Kiskowski and Chowell7 developed a detailed agent-based model to approximate the dynamics of the Ebola virus epidemic that has ravaged West Africa populations in the past two years. Particular emphasis was given on the impact of the spatial constrained contact social structures in the disease transmission dynamics. The proposed model incorporates a network of households and communities of different sizes. Simulation results showed good agreement with the epidemic growth observed in Guinea, Liberia, and Sierra Leone. Their analysis underscores the importance of the spatial contact structure in the spread and control of the epidemic.
Reppas et al.8 studied the interplay between the dynamics of vascularized tumor growth and the associated immune system response in favor of the design of effective immunomodulatory therapies. Their analysis is based on a mean-field model that approximates the dynamics of vascularized tumor growth as well as the corresponding eﬀector cell recruitment dynamics. The authors performed a systematic analysis of a model behavior with the aid of bifurcation theory. By doing so, they determine the parameter regimes that allow an immune-mediated tumor control in terms of an external modiﬁcation of eﬀector cell dynamics.
Sardar et al.9 developed a two strain model to approximate the dynamics of dengue infection. Since 2002, dengue is an endemic disease in southeast Asia ravaging the population with two seasonal peaks per year. The authors exploit the model to estimate the reproduction numbers in two provinces of Sri Lanka during the period 2013–14. Seasonality was incorporated in terms of periodicity in the mosquito biting rate. Using univariate sensitivity analysis, the authors also assessed the sensitivity of the reproduction number with respect to various model parameters such as the transmission probability and the mosquito mortality rate.
Scott et al.10 provide a review on mathematical modeling approaches to hepatitis C virus (HCV) epidemic. The virus was first isolated in 1989 and since then HCV transmission dynamics has been the topic of many modeling studies. The review focuses on the transmission between people who inject drugs (PWID), detailing assumptions, the way through which the virus is transmitted, as well as the limitations of the modeling approaches. The review ranges from mean field Susceptible-Infected-Recovered (SIR) models with treatment policies to individualistic networked models. Future challenges pinpointing the need for developing strain models are also given.
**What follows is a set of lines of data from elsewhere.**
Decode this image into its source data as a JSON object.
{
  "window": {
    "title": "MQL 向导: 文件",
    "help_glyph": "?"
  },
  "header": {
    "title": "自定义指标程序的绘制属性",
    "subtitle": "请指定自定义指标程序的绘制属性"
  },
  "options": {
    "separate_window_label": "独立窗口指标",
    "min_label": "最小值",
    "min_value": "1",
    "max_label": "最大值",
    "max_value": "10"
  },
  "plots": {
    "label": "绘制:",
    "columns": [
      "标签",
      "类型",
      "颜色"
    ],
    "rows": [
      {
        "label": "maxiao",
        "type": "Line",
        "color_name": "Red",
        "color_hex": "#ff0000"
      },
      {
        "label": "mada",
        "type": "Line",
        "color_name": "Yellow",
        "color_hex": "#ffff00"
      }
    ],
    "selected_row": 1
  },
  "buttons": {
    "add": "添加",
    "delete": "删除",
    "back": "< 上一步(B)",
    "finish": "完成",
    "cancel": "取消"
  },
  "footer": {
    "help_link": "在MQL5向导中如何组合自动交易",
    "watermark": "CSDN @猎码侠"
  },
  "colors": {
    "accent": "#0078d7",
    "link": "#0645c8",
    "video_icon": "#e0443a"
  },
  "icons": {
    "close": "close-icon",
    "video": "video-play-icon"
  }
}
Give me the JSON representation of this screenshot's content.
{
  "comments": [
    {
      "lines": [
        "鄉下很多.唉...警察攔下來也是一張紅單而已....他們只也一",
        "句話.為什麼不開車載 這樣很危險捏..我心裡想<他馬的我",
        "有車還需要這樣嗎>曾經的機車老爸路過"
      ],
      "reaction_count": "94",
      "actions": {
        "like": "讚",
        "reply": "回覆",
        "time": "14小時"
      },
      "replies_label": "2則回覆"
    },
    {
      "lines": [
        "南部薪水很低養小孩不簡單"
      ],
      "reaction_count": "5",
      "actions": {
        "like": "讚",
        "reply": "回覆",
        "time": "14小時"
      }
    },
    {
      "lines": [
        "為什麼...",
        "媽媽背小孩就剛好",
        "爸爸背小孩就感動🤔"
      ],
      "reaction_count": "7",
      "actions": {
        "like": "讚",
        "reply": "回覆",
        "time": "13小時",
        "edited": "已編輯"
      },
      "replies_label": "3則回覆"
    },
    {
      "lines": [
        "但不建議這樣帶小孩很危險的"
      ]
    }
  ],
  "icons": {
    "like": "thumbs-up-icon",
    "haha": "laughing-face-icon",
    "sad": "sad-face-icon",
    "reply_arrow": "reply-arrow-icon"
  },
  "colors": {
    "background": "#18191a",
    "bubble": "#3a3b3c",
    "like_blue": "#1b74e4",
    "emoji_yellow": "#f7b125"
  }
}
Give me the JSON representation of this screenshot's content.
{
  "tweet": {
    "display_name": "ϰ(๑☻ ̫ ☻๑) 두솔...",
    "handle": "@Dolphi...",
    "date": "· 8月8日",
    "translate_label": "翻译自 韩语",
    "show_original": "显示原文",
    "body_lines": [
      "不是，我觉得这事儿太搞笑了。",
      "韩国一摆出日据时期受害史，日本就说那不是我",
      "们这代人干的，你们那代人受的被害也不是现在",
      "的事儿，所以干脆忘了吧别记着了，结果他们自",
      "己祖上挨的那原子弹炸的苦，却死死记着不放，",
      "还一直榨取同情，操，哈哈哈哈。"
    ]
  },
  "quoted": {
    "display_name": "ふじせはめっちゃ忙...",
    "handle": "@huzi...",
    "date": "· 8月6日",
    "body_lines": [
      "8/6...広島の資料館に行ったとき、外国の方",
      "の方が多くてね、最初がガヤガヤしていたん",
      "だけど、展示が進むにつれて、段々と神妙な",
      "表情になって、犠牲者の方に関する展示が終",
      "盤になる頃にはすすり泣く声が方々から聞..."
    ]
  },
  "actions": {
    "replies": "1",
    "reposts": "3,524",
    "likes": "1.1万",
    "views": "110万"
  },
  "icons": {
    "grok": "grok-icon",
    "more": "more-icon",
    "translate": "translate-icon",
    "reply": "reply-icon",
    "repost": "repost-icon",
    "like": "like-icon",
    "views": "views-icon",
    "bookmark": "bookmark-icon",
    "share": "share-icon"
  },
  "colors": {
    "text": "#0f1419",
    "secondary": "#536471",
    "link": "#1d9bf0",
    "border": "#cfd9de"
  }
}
Modern epidemiological research integrates advances from interdisciplinary fields ranging from molecular biology and epidemiology to sociology and applied mathematics, facilitating the design and implementation of better public health strategies to combat epidemics. However, it should be stressed that the usefulness of mathematical models should not be overestimated. Despite huge technological progress and concentrated wealth, breakdowns and cuttings in public health infrastructure continue to cause rapid impoverishment in developing countries, and remain the major reason of epidemic spread.
I gratefully acknowledge the authors for their generous contributions, the referees for taking the time and effort to review the papers in detail, the Editor-in-Chief of Virulence Professor Eleftherios Mylonakis for inviting me as a guest editor of this special issue, and also the editorial team of Taylor and Francis: Adam Weiss, Zachary Ayres, and David Penyak, for their help and patience throughout the process.